As most of you know by now, there were some exciting developments last week in the search for the grave of Richard III! When I last wrote about it on the Sunday news round-up of September 9, the archaeological team had confirmed that they had received an additional week to dig in light of their discoveries.
Here’s a timeline of relevant events prior to the 21st century [Source]:
* Richard III was buried in the church in 1485 after the defeat at Bosworth and a tomb was erected over the grave ten years later.
* In 1538, Greyfriars was closed during the Dissolution and by the early 17th century the church had fallen into ruin.
* In 1600 the Mayor of Leicester, Robert Herrick, bought the site and had a house built, with a memorial pillar of Richard III’s grave erected in the garden.
* The land was sold in the early 18th century to Thomas Novle and then is sold to the Leicester city council in 1914, who paved over the land for a car park in 1940.

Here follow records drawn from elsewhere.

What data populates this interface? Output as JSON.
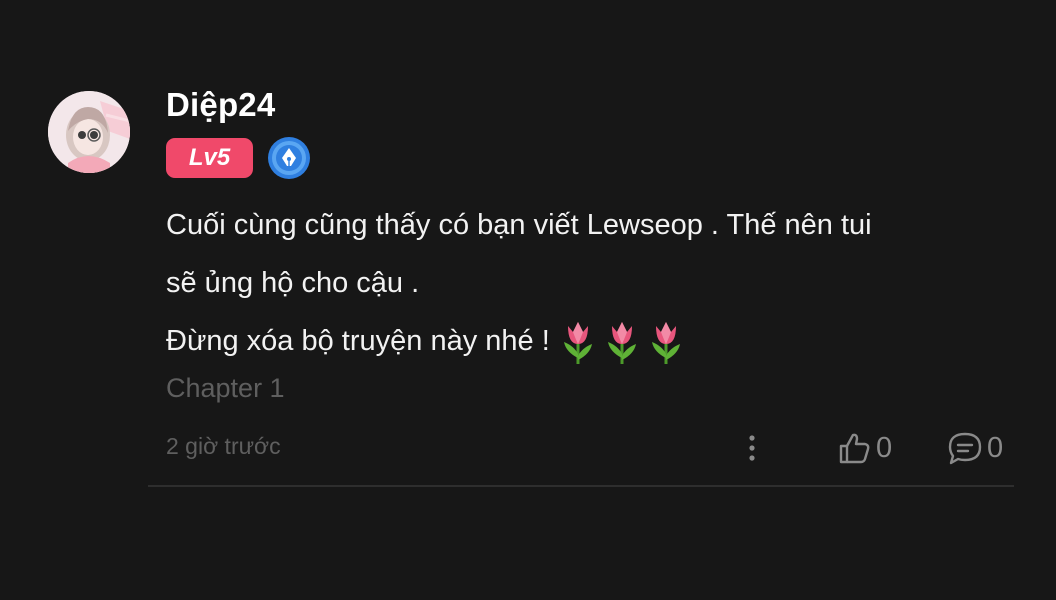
{
  "comment": {
    "username": "Diệp24",
    "level_badge": "Lv5",
    "body_lines": [
      "Cuối cùng cũng thấy có bạn viết Lewseop . Thế nên tui",
      "sẽ ủng hộ cho cậu .",
      "Đừng xóa bộ truyện này nhé !"
    ],
    "emojis": [
      "tulip-icon",
      "tulip-icon",
      "tulip-icon"
    ],
    "chapter": "Chapter 1",
    "timestamp": "2 giờ trước",
    "like_count": "0",
    "reply_count": "0"
  },
  "colors": {
    "background": "#171717",
    "level_badge": "#f0496a",
    "writer_badge": "#2f7fe0",
    "muted_text": "#5f5f5f",
    "divider": "#2e2e2e"
  },
  "icons": {
    "writer_badge": "pen-nib-badge-icon",
    "more": "more-vertical-icon",
    "like": "thumbs-up-icon",
    "reply": "chat-bubble-icon"
  }
}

Archaeologists confirmed that they had found the remains of the Greyfriars Church and the 17th century garden that contained the memorial pillar. They then extended the three trenches in hopes of finding the choir area of the church which is thought to be where Richard was buried. (I once again recommend this BBC article for a background on the historical detective work that lead to the dig and, now very importantly, the genealogy work that found a descendant of Richard III’s sister Anne of York for DNA testing.)
Unbeknownst to the public at the time, human remains had been found at the site and on September 4th exhumation began. On September 11 (in my time zone) news had leaked about the remains and that there would be a press conference at 11 a.m. UK time on Wednesday September 12th with details. At the time I was excited by the possibilities, but I knew that finding human remains while digging in a church site wasn’t that unexpected. But I was very curious to hear what they had to say. Given that they were putting together a press conference, I was thinking that they might have some additional evidence that they might have actually found Richard III – and that turned out to be the case!
Here’s a summary of the findings that point to the potential of this being Richard III’s skeleton [Source]:
1. The remains – a fully articulated skeleton – appear to be of an adult male.
2. The skeleton was found in what is believed to be the choir of the church, the area reported in the historical record as the burial place of King Richard III.
3. The back of the skull appears to have suffered a significant injury consistent with a blow from a bladed implement.
4. A barbed iron arrowhead was found between vertebrae of the upper back.
5. The skeleton has spinal abnormalities – probably severe scoliosis, which would have made the right shoulder appear higher than the left. The skeleton does not have kyphosis – ie. the man did not have the feature sometimes inappropriately known as a ‘hunchback’.
The spinal evidence, along with wounds on the skeleton that could have come from battle, is very provocative. And thanks to the historical detective work of Dr John Ashdown-Hill we have something to test DNA against! The first step is to get a viable sample from the skeletal remains to test with, which I personally believe they will be successful in doing. (If DNA can be extracted from Neanderthals, I think there is cause to be optimistic in this case!)
You can watch a video of the September 12 press conference here:
In response to the large popular interest the dig site will be open to the public again for several weekends and some of the objects from the dig will be on display nearby. More information is available here: Richard III dig: Open days to mark discovery at Greyfriars site in Leicester
Even though the DNA results won’t be in for a couple of months, discussion has already begun on where and how Richard III should be re-buried if the skeleton is confirmed to be his. The initial announcement I read was that he would be interred in Leicester Cathedral, where there is already a memorial slab for the king. Personally I feel this is the best place, being the cathedral closest to where Richard had been buried for over 500 years. But I understand the arguments for York Minster and Westminster Abbey (where his wife Anne Neville is buried). Regardless of where the remains end up, if the skeleton is positively identified as Richard III, it will be a monumental achievement of historical and scientific detective work!